This post was originally written by Kris Cheng and published on Hong Kong Free Press on 6 January 2020. The following edited version is published on Global Voices under a content partnership agreement.
The new director of Beijing’s Liaison Office in Hong Kong has said that he eagerly hopes the city will return to the right track.
Luo Huining, 65, previously served as the governor of Qinghai province. He replaced Wang Zhimin who served as director since September 2017.
Saturday’s appointment of Luo raised eyebrows since he has no experience in terms of managing Hong Kong matters or foreign affairs.
On December 28, Luo was also appointed deputy chairman of the financial and economic committee of the National People’s Congress – a role afforded to those soon set to retire.
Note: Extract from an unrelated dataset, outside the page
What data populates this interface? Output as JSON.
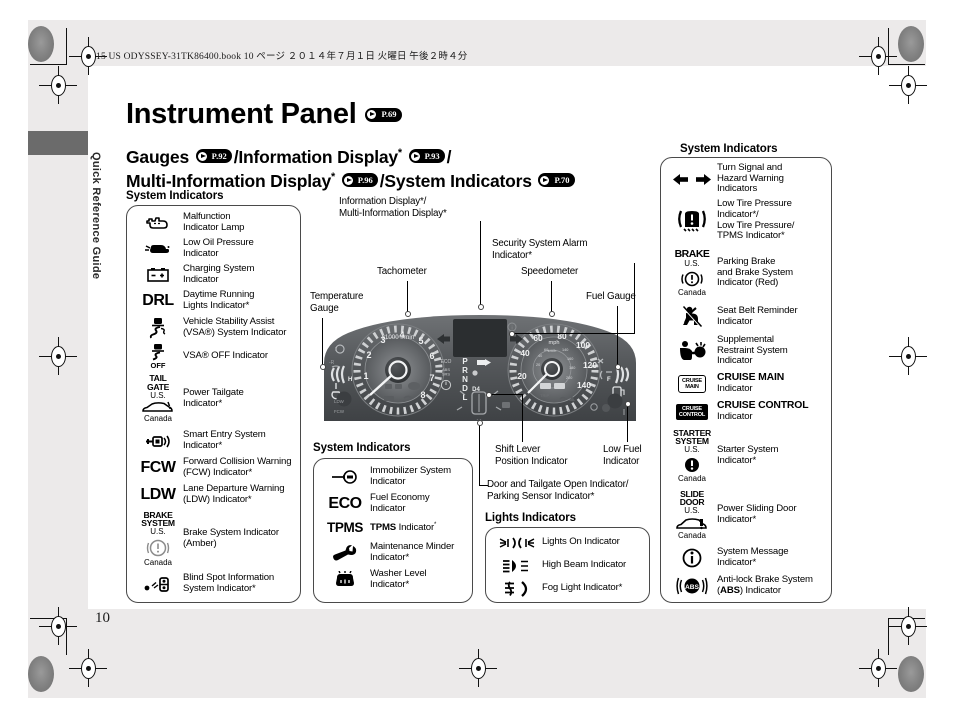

He took on the position just a week before he was sent to Hong Kong.
Meeting press at the Liaison Office in Sai Wan on Monday morning, Luo said he used to work on the mainland but was not unfamiliar with Hong Kong:
This will be a new mission, a new challenge to me. I will do my work well – with sincerity and true emotion.
He praised Hong Kong and its role in China’s opening up and modernisation:
The motherland offers Hong Kong the strongest backing.
Since last June, protests over a now-axed extradition bill have evolved into sometimes violent displays of dissent against police action amid calls for democracy and anger over Beijing’s encroachment. Demonstrators are continuing to demand an independent probe into police behaviour, amnesty for those arrested, universal suffrage and a halt to the characterisation of protests as “riots.”
Luo said the situation in Hong Kong over the past six months was worrying:
We all eagerly hope Hong Kong can return to the right track. As President Xi Jinping said in his new year remarks, without a harmonious and stable environment, there will not be a home where people can live and work in peace.
He said the “One Country, Two Systems” formula offers the best advantages for Hong Kong:
I believe that, with the hard work of Chief Executive Carrie Lam, the government, and all sectors of society, the Chinese constitution and the Basic Law will be fully implemented in Hong Kong, the ‘One Country, Two Systems’ principle can be implemented smoothly and successfully in the long-term [and] the long-term prosperity and stability of Hong Kong can be ensured.
“I am fully confident about that,” he said, raising a fist. Luo did not answer reporters’ questions as he left.
The fate of Wang
The Xinhua report which revealed Luo’s appointment did not elaborate on what his predecessor Wang’s next position may be. Wang had the shortest term out of all directors since the office’s establishment in 2000.
Pro-Beijing news site Bastille Post cited sources as saying that Wang had returned to Beijing and is set to become the deputy head of the Central Institute for Party History and Literature Research.
After democrats won the District Council election by a landslide in November, a Reuters report cited an unnamed Chinese official as saying that the Liaison Office had misjudged the city’s situation and its chief, Wang Zhimin, may be replaced. The Chinese Foreign Ministry claimed the report was false. In early December, Wang vowed to continue with his duties in Hong Kong.
Veteran China watcher Johnny Lau said during an RTHK City Forum programme on Sunday that Wang’s removal marked a tactical change for Beijing:
This is not a change of policy. A tactical change means that the high-pressure tactics of the past six months, including tolerance of the police abuse of power and violence… cannot go on… [T]he response from Hong Kong people was very strong. Thus, the [policy] change temporary.
He said Luo, with a relatively strong background in economics, may focus more on livelihood issues:
But we have to continue to see whether the hardline policy of Beijing will change.